Forum changes: Editing of posts has been turned off until further notice.
Started by TonyLB, February 24, 2006, 10:49:12 AM
QuoteTom would be at her mercy, wouldn't he? If someone else (Ashley, for instance) described Ranma ending up in a frilly pink dress, it would be Julie who decided whether or not to veto that. Ryoga's a decent guy though, right? He wouldn't ... Julie wouldn't allow such a thing. Right? Right?
Quote from: Joshua BishopRoby on February 24, 2006, 02:04:34 PMOh hey, maybe exercising the ability listed on the card nets you dice or whatever. Cause how much would it suck if a character had a trait that never came up in play?

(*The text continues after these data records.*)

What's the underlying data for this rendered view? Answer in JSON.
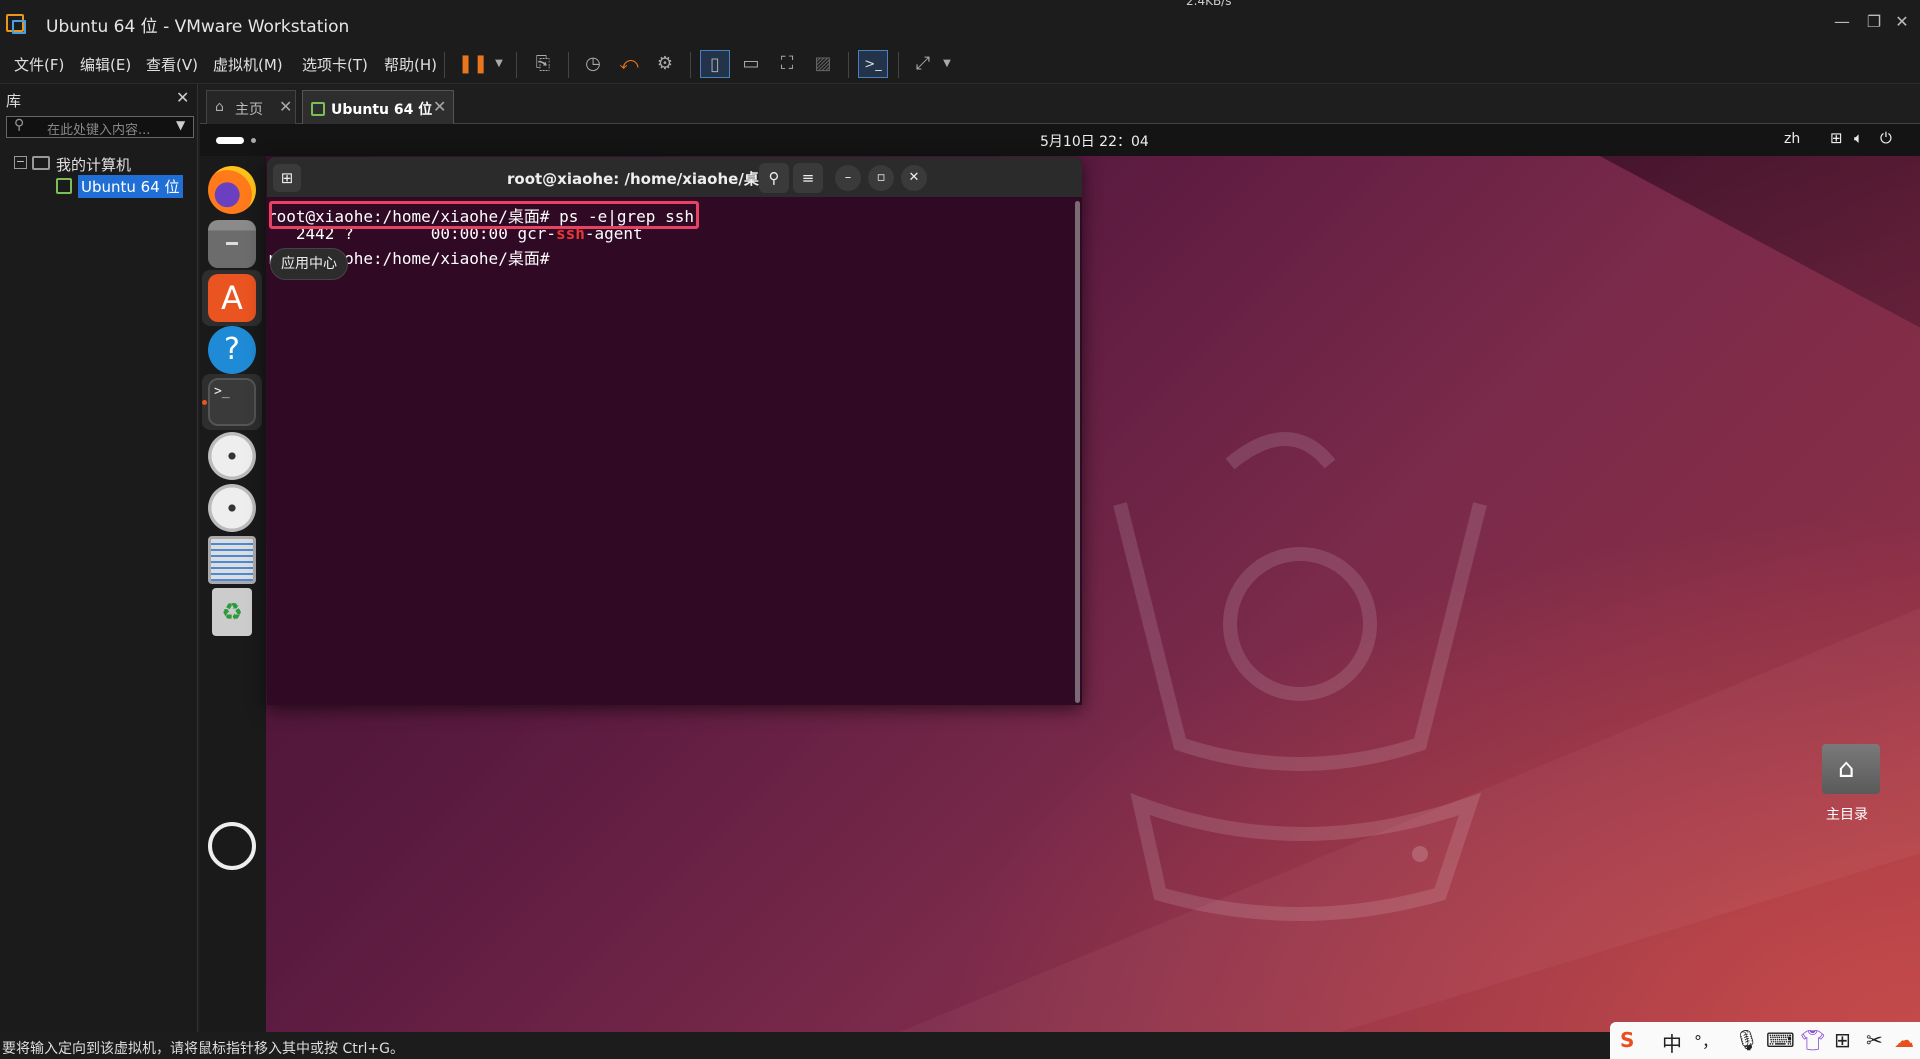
{
  "window": {
    "title": "Ubuntu 64 位 - VMware Workstation",
    "net_speed": "2.4KB/s"
  },
  "menu": [
    "文件(F)",
    "编辑(E)",
    "查看(V)",
    "虚拟机(M)",
    "选项卡(T)",
    "帮助(H)"
  ],
  "library": {
    "title": "库",
    "search_placeholder": "在此处键入内容...",
    "root": "我的计算机",
    "vm": "Ubuntu 64 位"
  },
  "tabs": [
    {
      "label": "主页"
    },
    {
      "label": "Ubuntu 64 位"
    }
  ],
  "ubuntu": {
    "clock": "5月10日 22：04",
    "input_lang": "zh",
    "terminal": {
      "title": "root@xiaohe: /home/xiaohe/桌面",
      "line1_prompt": "root@xiaohe:/home/xiaohe/桌面#",
      "line1_cmd": " ps -e|grep ssh",
      "line2_a": "   2442 ?        00:00:00 gcr-",
      "line2_match": "ssh",
      "line2_b": "-agent",
      "line3_prompt": "root@xiaohe:/home/xiaohe/桌面#"
    },
    "tooltip": "应用中心",
    "desktop_home": "主目录"
  },
  "status": "要将输入定向到该虚拟机，请将鼠标指针移入其中或按 Ctrl+G。",
  "ime": {
    "mode": "中",
    "punct": "°，"
  },
  "colors": {
    "terminal_bg": "#300a24",
    "highlight": "#e84262",
    "grep_match": "#e53935",
    "selection": "#1f6fd6"
  }
}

Get the player to display Ranma's genderbending in a 'safe' situation (like eating ice cream) by rewarding them for it, and get the other players to display the same in a complicated situation (when the grandparents visit) by rewarding them in the exact same way.

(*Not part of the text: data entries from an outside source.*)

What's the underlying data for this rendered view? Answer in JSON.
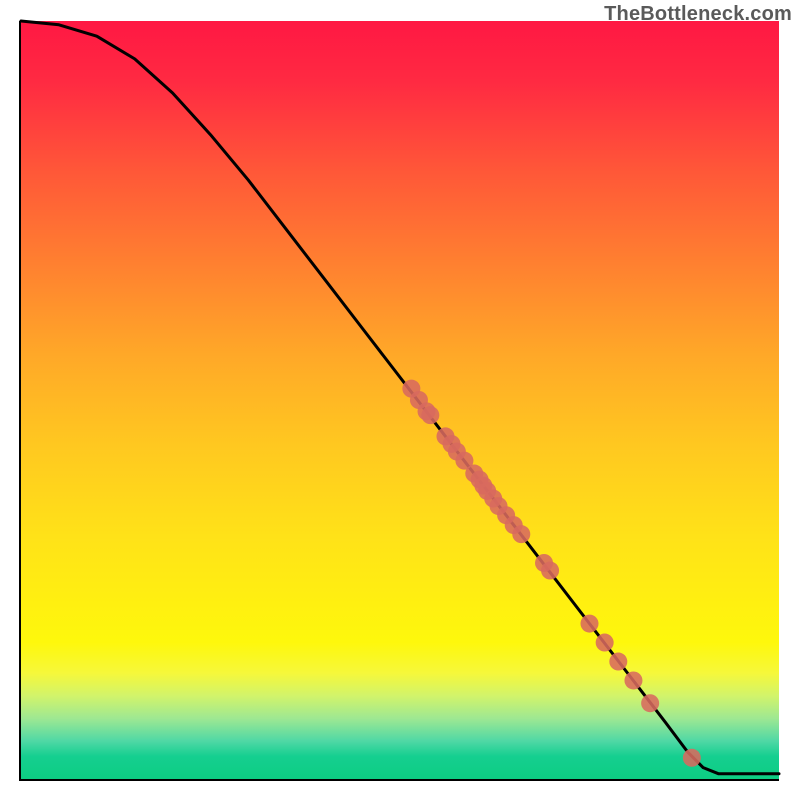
{
  "watermark": "TheBottleneck.com",
  "chart_data": {
    "type": "line",
    "title": "",
    "xlabel": "",
    "ylabel": "",
    "xlim": [
      0,
      100
    ],
    "ylim": [
      0,
      100
    ],
    "grid": false,
    "curve": [
      {
        "x": 0,
        "y": 100
      },
      {
        "x": 5,
        "y": 99.5
      },
      {
        "x": 10,
        "y": 98
      },
      {
        "x": 15,
        "y": 95
      },
      {
        "x": 20,
        "y": 90.5
      },
      {
        "x": 25,
        "y": 85
      },
      {
        "x": 30,
        "y": 79
      },
      {
        "x": 35,
        "y": 72.5
      },
      {
        "x": 40,
        "y": 66
      },
      {
        "x": 45,
        "y": 59.5
      },
      {
        "x": 50,
        "y": 53
      },
      {
        "x": 55,
        "y": 46.5
      },
      {
        "x": 60,
        "y": 40
      },
      {
        "x": 65,
        "y": 33.5
      },
      {
        "x": 70,
        "y": 27
      },
      {
        "x": 75,
        "y": 20.5
      },
      {
        "x": 80,
        "y": 14
      },
      {
        "x": 85,
        "y": 7.5
      },
      {
        "x": 88,
        "y": 3.5
      },
      {
        "x": 90,
        "y": 1.5
      },
      {
        "x": 92,
        "y": 0.7
      },
      {
        "x": 95,
        "y": 0.7
      },
      {
        "x": 100,
        "y": 0.7
      }
    ],
    "markers": [
      {
        "x": 51.5,
        "y": 51.5
      },
      {
        "x": 52.5,
        "y": 50.0
      },
      {
        "x": 53.5,
        "y": 48.5
      },
      {
        "x": 54.0,
        "y": 48.0
      },
      {
        "x": 56.0,
        "y": 45.2
      },
      {
        "x": 56.8,
        "y": 44.2
      },
      {
        "x": 57.5,
        "y": 43.2
      },
      {
        "x": 58.5,
        "y": 42.0
      },
      {
        "x": 59.8,
        "y": 40.3
      },
      {
        "x": 60.5,
        "y": 39.5
      },
      {
        "x": 61.0,
        "y": 38.7
      },
      {
        "x": 61.5,
        "y": 38.0
      },
      {
        "x": 62.3,
        "y": 37.0
      },
      {
        "x": 63.0,
        "y": 36.0
      },
      {
        "x": 64.0,
        "y": 34.8
      },
      {
        "x": 65.0,
        "y": 33.5
      },
      {
        "x": 66.0,
        "y": 32.3
      },
      {
        "x": 69.0,
        "y": 28.5
      },
      {
        "x": 69.8,
        "y": 27.5
      },
      {
        "x": 75.0,
        "y": 20.5
      },
      {
        "x": 77.0,
        "y": 18.0
      },
      {
        "x": 78.8,
        "y": 15.5
      },
      {
        "x": 80.8,
        "y": 13.0
      },
      {
        "x": 83.0,
        "y": 10.0
      },
      {
        "x": 88.5,
        "y": 2.8
      }
    ],
    "marker_color": "#d86a5f",
    "curve_color": "#000000"
  }
}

Quote from: TonyLB on February 24, 2006, 03:38:16 PMNow what if your reward/cost, when you use an ability, is that you put a die on the card? A GM die if you used the card to succeed at something (Ranma becomes a girl to eat ice cream) and a player die if you used the card to introduce a complication to your life (clueless Kuno wants to have a duel with boy-type Ranma, and insists that girl-type Ranma watch and cheer ... complicated!)
Quote from: Clyde L. Rhoer on February 24, 2006, 06:14:00 PMI'm going to parrot what I'm hearing you are saying about the cards. I hope I'm not far off.
Quote from: Clyde L. Rhoer on February 24, 2006, 06:14:00 PMMy first question is, can you only place the dice on the card while it is down on the table? Why are the dice ephermal instead of the cards? How many cards are there? One card per player? Can there be less than one per player?
QuoteI had a thought, or a dream, or whatever during the night. It gave me another reason for pushing for "Veto" abilities in some sense or another: they help structure a story. This is sort of an expansion on what I wrote here about running structured/plotted stories in Capes